It’s certainly not easy to accept that we can’t have everything. Indeed, part of becoming an adult, in my opinion at least, is coming to terms with that and accepting responsibility for it – what we can and must do is decide on the select things that we do want to have and, thusly, what must be sacrificed to prioritize those things.
Not having it all is sobering and seemingly depressing idea. But, with a little bit of mental legwork, you can decide that things you sacrifice are things that you don’t actually need.
In my early and mid twenties I, like most guys my age, wanted to get as big, strong, and ripped as possible. But I’ve realized a few things as I’ve gotten older:
One, doing that takes a lot of sacrifice – of time, of energy, of money perhaps, and of many indulgences that many would say make life worth living.

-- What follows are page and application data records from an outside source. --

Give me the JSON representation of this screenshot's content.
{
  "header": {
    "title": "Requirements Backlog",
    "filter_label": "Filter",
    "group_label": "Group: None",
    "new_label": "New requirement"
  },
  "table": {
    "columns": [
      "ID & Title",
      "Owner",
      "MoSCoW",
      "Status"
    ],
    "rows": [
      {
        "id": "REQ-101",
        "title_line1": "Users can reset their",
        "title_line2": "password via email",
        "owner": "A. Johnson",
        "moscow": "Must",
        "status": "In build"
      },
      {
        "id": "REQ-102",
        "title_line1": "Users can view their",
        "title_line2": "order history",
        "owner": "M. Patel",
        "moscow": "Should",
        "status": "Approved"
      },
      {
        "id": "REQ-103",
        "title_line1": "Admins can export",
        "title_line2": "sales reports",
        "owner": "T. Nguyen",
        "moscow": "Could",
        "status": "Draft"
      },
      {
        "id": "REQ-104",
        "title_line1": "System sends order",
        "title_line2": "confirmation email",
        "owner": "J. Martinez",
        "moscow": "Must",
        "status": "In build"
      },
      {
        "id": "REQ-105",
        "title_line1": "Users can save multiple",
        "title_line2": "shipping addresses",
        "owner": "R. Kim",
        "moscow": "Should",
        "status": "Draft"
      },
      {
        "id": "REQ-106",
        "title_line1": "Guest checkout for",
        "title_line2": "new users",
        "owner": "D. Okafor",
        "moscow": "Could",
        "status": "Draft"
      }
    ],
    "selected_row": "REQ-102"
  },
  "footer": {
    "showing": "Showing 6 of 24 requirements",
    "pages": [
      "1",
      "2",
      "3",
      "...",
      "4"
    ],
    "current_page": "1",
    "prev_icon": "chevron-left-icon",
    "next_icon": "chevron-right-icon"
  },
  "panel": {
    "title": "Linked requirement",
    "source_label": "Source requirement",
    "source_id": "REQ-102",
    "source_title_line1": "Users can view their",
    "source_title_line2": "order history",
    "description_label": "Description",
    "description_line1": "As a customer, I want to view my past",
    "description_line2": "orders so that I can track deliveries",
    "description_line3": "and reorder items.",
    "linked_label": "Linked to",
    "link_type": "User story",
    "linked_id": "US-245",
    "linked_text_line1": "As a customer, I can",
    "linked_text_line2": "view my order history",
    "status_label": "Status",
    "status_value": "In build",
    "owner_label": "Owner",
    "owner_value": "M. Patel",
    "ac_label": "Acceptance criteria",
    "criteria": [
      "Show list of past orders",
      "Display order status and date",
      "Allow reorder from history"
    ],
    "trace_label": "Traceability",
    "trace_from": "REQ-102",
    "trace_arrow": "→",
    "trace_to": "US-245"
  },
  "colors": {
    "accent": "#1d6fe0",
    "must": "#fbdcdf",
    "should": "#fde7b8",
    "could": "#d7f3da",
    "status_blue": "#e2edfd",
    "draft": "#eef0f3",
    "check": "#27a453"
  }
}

Two, there really aren’t any practical benefits of going from “good” to “amazing” fitness, so to speak.
Three, I can decide (and I have) that I don’t need to be as big, strong, and ripped as possible – I’ve realized that my prior motivation to do so was largely driven by insecurity, and not by anything actually worthwhile.
Giving up on the the demigod physique is an example of something that I’ve sacrificed. And why? Because time, energy, simplicity, flexibility, freedom, and ease are all more important to me than everybody who doesn’t actually give a shit that I have bulging biceps and a rippling six pack or that I can deadlift over 500 pounds.

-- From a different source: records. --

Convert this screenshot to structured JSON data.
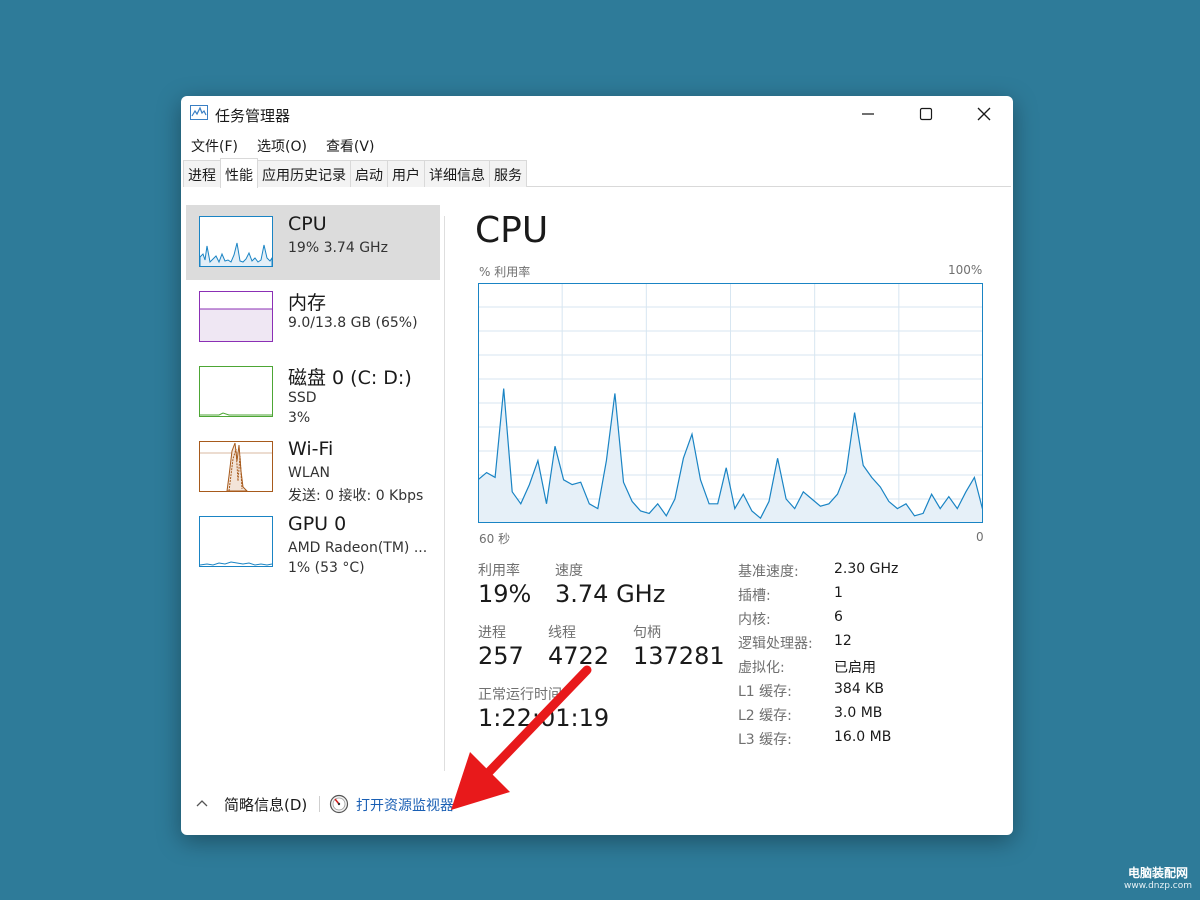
{
  "window": {
    "title": "任务管理器"
  },
  "menu": [
    "文件(F)",
    "选项(O)",
    "查看(V)"
  ],
  "tabs": [
    "进程",
    "性能",
    "应用历史记录",
    "启动",
    "用户",
    "详细信息",
    "服务"
  ],
  "active_tab": "性能",
  "sidebar": [
    {
      "name": "CPU",
      "sub1": "19%  3.74 GHz",
      "sub2": "",
      "color": "#1a84c4"
    },
    {
      "name": "内存",
      "sub1": "9.0/13.8 GB (65%)",
      "sub2": "",
      "color": "#8b2fb5"
    },
    {
      "name": "磁盘 0 (C: D:)",
      "sub1": "SSD",
      "sub2": "3%",
      "color": "#4da635"
    },
    {
      "name": "Wi-Fi",
      "sub1": "WLAN",
      "sub2": "发送: 0 接收: 0 Kbps",
      "color": "#a75a1c"
    },
    {
      "name": "GPU 0",
      "sub1": "AMD Radeon(TM) ...",
      "sub2": "1% (53 °C)",
      "color": "#1a84c4"
    }
  ],
  "main": {
    "title": "CPU",
    "graph_label_left": "% 利用率",
    "graph_label_right": "100%",
    "axis_left": "60 秒",
    "axis_right": "0",
    "stats": {
      "util_label": "利用率",
      "util_value": "19%",
      "speed_label": "速度",
      "speed_value": "3.74 GHz",
      "proc_label": "进程",
      "proc_value": "257",
      "thread_label": "线程",
      "thread_value": "4722",
      "handle_label": "句柄",
      "handle_value": "137281",
      "uptime_label": "正常运行时间",
      "uptime_value": "1:22:01:19"
    },
    "specs": [
      {
        "label": "基准速度:",
        "value": "2.30 GHz"
      },
      {
        "label": "插槽:",
        "value": "1"
      },
      {
        "label": "内核:",
        "value": "6"
      },
      {
        "label": "逻辑处理器:",
        "value": "12"
      },
      {
        "label": "虚拟化:",
        "value": "已启用"
      },
      {
        "label": "L1 缓存:",
        "value": "384 KB"
      },
      {
        "label": "L2 缓存:",
        "value": "3.0 MB"
      },
      {
        "label": "L3 缓存:",
        "value": "16.0 MB"
      }
    ]
  },
  "footer": {
    "summary": "简略信息(D)",
    "monitor_link": "打开资源监视器"
  },
  "watermark": {
    "line1": "电脑装配网",
    "line2": "www.dnzp.com"
  },
  "colors": {
    "desktop": "#2e7b99",
    "graph_line": "#1a84c4",
    "arrow": "#e8191b"
  },
  "chart_data": {
    "type": "area",
    "ylim": [
      0,
      100
    ],
    "y": [
      18,
      21,
      19,
      56,
      13,
      8,
      16,
      26,
      8,
      32,
      18,
      16,
      17,
      8,
      6,
      26,
      54,
      17,
      9,
      5,
      4,
      8,
      3,
      10,
      27,
      37,
      18,
      8,
      8,
      23,
      6,
      12,
      5,
      2,
      9,
      27,
      10,
      6,
      13,
      10,
      7,
      8,
      12,
      21,
      46,
      24,
      19,
      15,
      9,
      6,
      8,
      3,
      4,
      12,
      6,
      11,
      6,
      13,
      19,
      5
    ]
  }
}
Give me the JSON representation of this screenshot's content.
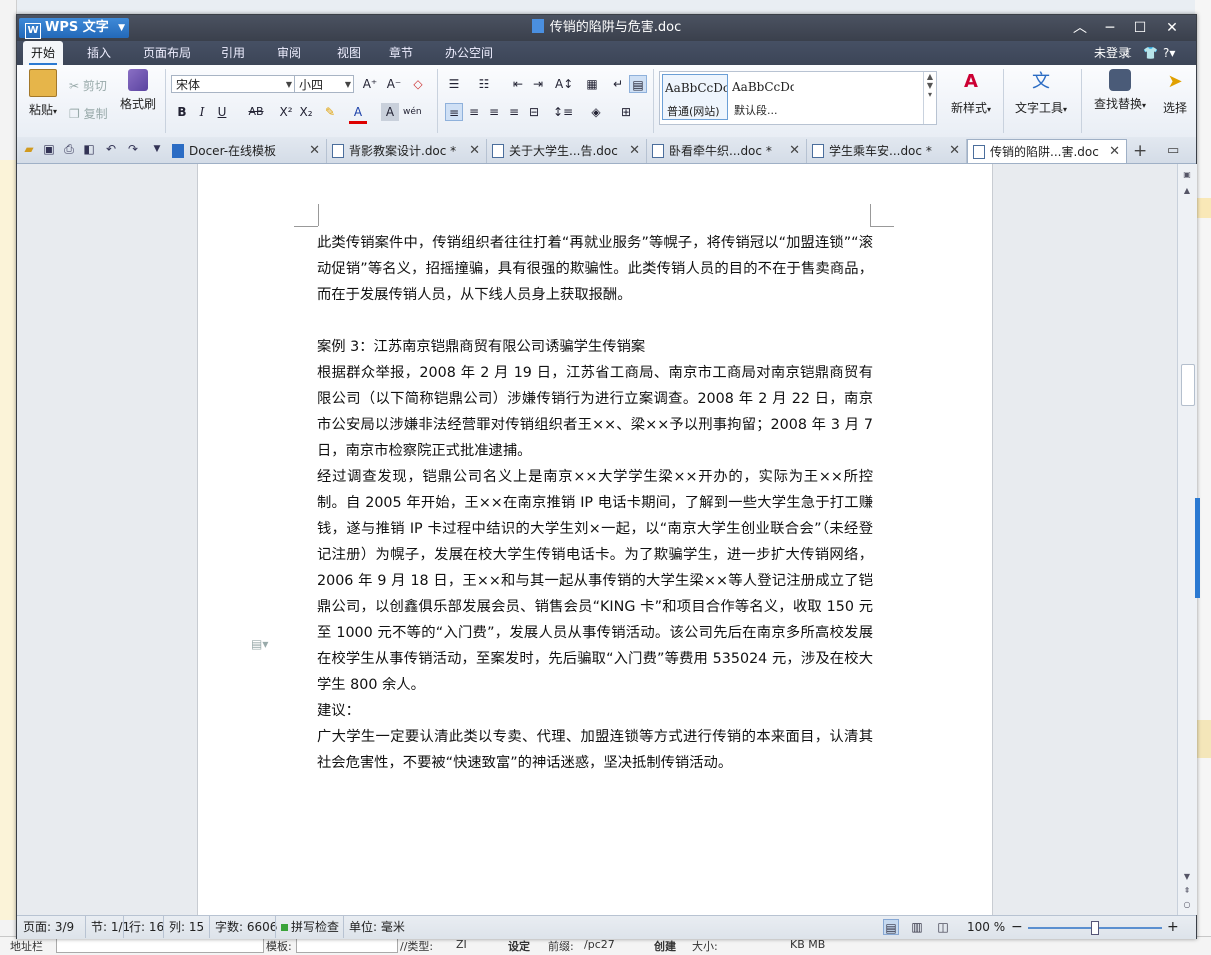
{
  "app": {
    "brand": "WPS 文字",
    "window_title": "传销的陷阱与危害.doc",
    "login": "未登录"
  },
  "menu": [
    "开始",
    "插入",
    "页面布局",
    "引用",
    "审阅",
    "视图",
    "章节",
    "办公空间"
  ],
  "ribbon": {
    "paste": "粘贴",
    "cut": "剪切",
    "copy": "复制",
    "format_painter": "格式刷",
    "font_name": "宋体",
    "font_size": "小四",
    "styles": [
      {
        "sample": "AaBbCcDc",
        "name": "普通(网站)"
      },
      {
        "sample": "AaBbCcDd",
        "name": "默认段..."
      }
    ],
    "new_style": "新样式",
    "text_tools": "文字工具",
    "find_replace": "查找替换",
    "select": "选择"
  },
  "tabs": [
    {
      "label": "Docer-在线模板",
      "active": false
    },
    {
      "label": "背影教案设计.doc *",
      "active": false
    },
    {
      "label": "关于大学生...告.doc",
      "active": false
    },
    {
      "label": "卧看牵牛织...doc *",
      "active": false
    },
    {
      "label": "学生乘车安...doc *",
      "active": false
    },
    {
      "label": "传销的陷阱...害.doc",
      "active": true
    }
  ],
  "document": {
    "paragraphs": [
      "此类传销案件中，传销组织者往往打着“再就业服务”等幌子，将传销冠以“加盟连锁”“滚动促销”等名义，招摇撞骗，具有很强的欺骗性。此类传销人员的目的不在于售卖商品，而在于发展传销人员，从下线人员身上获取报酬。",
      "",
      "案例 3：江苏南京铠鼎商贸有限公司诱骗学生传销案",
      "根据群众举报，2008 年 2 月 19 日，江苏省工商局、南京市工商局对南京铠鼎商贸有限公司（以下简称铠鼎公司）涉嫌传销行为进行立案调查。2008 年 2 月 22 日，南京市公安局以涉嫌非法经营罪对传销组织者王××、梁××予以刑事拘留；2008 年 3 月 7 日，南京市检察院正式批准逮捕。",
      "经过调查发现，铠鼎公司名义上是南京××大学学生梁××开办的，实际为王××所控制。自 2005 年开始，王××在南京推销 IP 电话卡期间，了解到一些大学生急于打工赚钱，遂与推销 IP 卡过程中结识的大学生刘×一起，以“南京大学生创业联合会”（未经登记注册）为幌子，发展在校大学生传销电话卡。为了欺骗学生，进一步扩大传销网络，2006 年 9 月 18 日，王××和与其一起从事传销的大学生梁××等人登记注册成立了铠鼎公司，以创鑫俱乐部发展会员、销售会员“KING 卡”和项目合作等名义，收取 150 元至 1000 元不等的“入门费”，发展人员从事传销活动。该公司先后在南京多所高校发展在校学生从事传销活动，至案发时，先后骗取“入门费”等费用 535024 元，涉及在校大学生 800 余人。",
      "建议：",
      "广大学生一定要认清此类以专卖、代理、加盟连锁等方式进行传销的本来面目，认清其社会危害性，不要被“快速致富”的神话迷惑，坚决抵制传销活动。"
    ]
  },
  "status": {
    "page": "页面: 3/9",
    "section": "节: 1/1",
    "row": "行: 16",
    "col": "列: 15",
    "words": "字数: 6606",
    "spell": "拼写检查",
    "unit": "单位: 毫米",
    "zoom": "100 %"
  },
  "background": {
    "bottom_left": "地址栏",
    "bottom_mid1": "模板:",
    "bottom_mid2": "//类型:",
    "bottom_val": "ZI",
    "bottom_btn": "设定",
    "bottom_lbl": "前缀:",
    "bottom_val2": "/pc27",
    "bottom_btn2": "创建",
    "bottom_lbl2": "大小:",
    "bottom_radio": "KB   MB"
  }
}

And that word ‘ease’ is precisely why sacrifice is a critical component of efficient health and fitness – not only is sacrifice unavoidable, it is the only thing that is truly 100% efficient. If you can figure out how to get closer to the end-game by simply avoiding doing something, you’ve just moved the needle with zero time or effort.

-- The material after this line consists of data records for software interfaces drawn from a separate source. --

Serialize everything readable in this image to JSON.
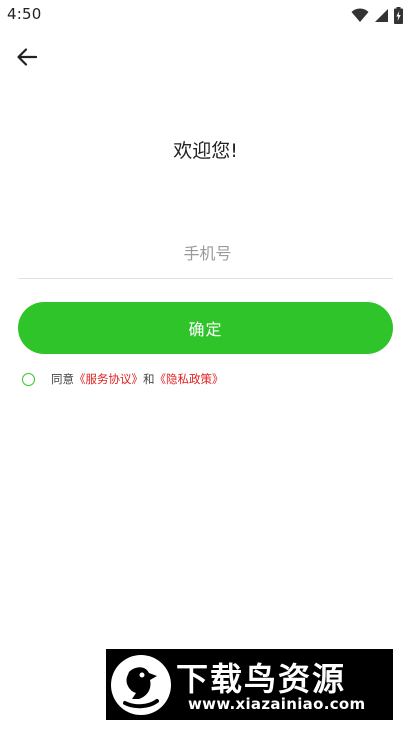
{
  "status_bar": {
    "time": "4:50",
    "icons": [
      "wifi-icon",
      "cellular-signal-icon",
      "battery-charging-icon"
    ]
  },
  "nav": {
    "back_icon": "arrow-left-icon"
  },
  "login": {
    "welcome": "欢迎您!",
    "phone_placeholder": "手机号",
    "phone_value": "",
    "confirm_label": "确定"
  },
  "agreement": {
    "checked": false,
    "prefix": "同意",
    "service_link": "《服务协议》",
    "conjunction": "和",
    "privacy_link": "《隐私政策》"
  },
  "watermark": {
    "title": "下载鸟资源",
    "url": "www.xiazainiao.com"
  },
  "colors": {
    "accent": "#2fc42a",
    "link": "#e02020",
    "background": "#ffffff"
  }
}
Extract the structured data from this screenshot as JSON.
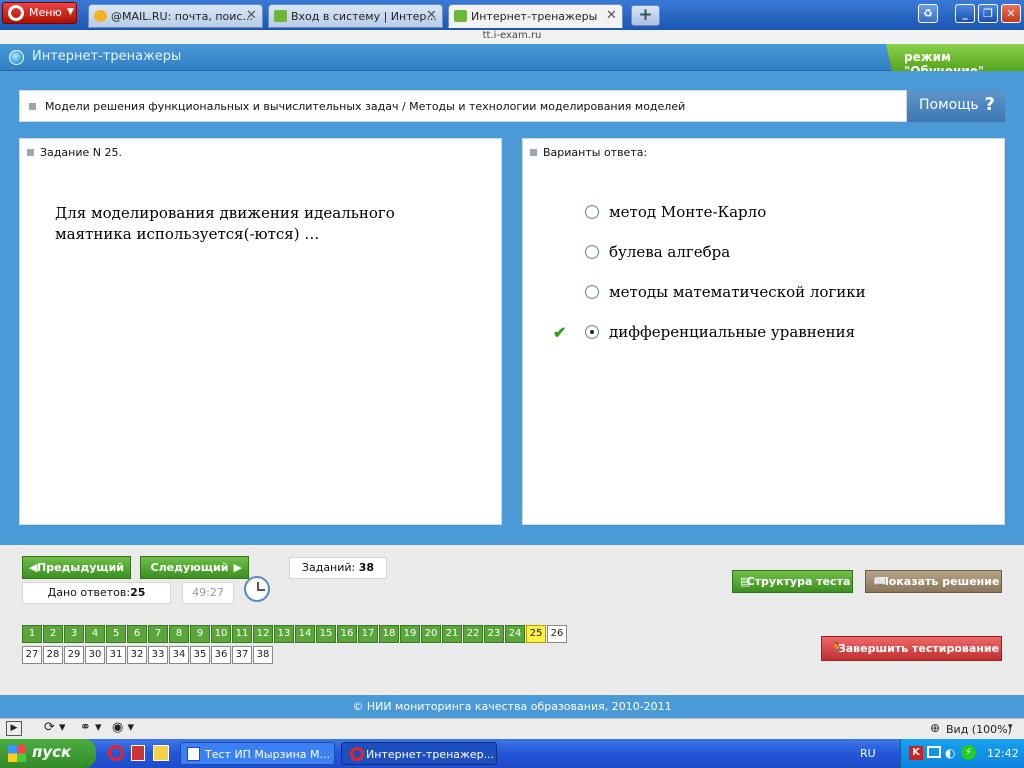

Another way to put it: If you can decide that the needle doesn’t need to move so far, then you don’t have to move it as much.
To loosely paraphrase an idea of prof. Jordan Peterson’s: choose your sacrifices – we all have to make them, so we might as well choose what they are, or else life will choose for us, and the latter scenario is almost always going to be worse.
A few more examples:
Maybe you’re willing to sacrifice variety and palatability. Well? That’s a great way to keep a diet under control – no one ever got obese eating plain apples and potatoes every day.
Maybe you’re willing to sacrifice a little comfort. Well? If you can tolerate the extra hunger from calorie restriction you can save time and energy that you would have otherwise had to spend on being active in order to keep the energy equation balanced.
Or maybe you are one of those people who’s willing to sacrifice more time and energy than most. Well? Then you can enjoy eating more food if you’re active enough to offset the calories.
You get the idea, which in summarizing conclusion is this:
- No one can “have it all.”
- Choose your sacrifices to prioritize the limited amount of things that you can possibly have.
- …Otherwise, life will choose the sacrifices for you – everybody has to pay the piper – and that’s almost certainly going leave you worse off.
- Not only is sacrifice necessary, it is the most effective way to achieve efficiency – you get a result in exchange for giving something up, which takes zero time and effort by literal definition.
- If you can decide that there’s something that you don’t actually need, then that becomes sacrifice that’s 100% easy to make – the more of those you can find the better, they’re no-brainers.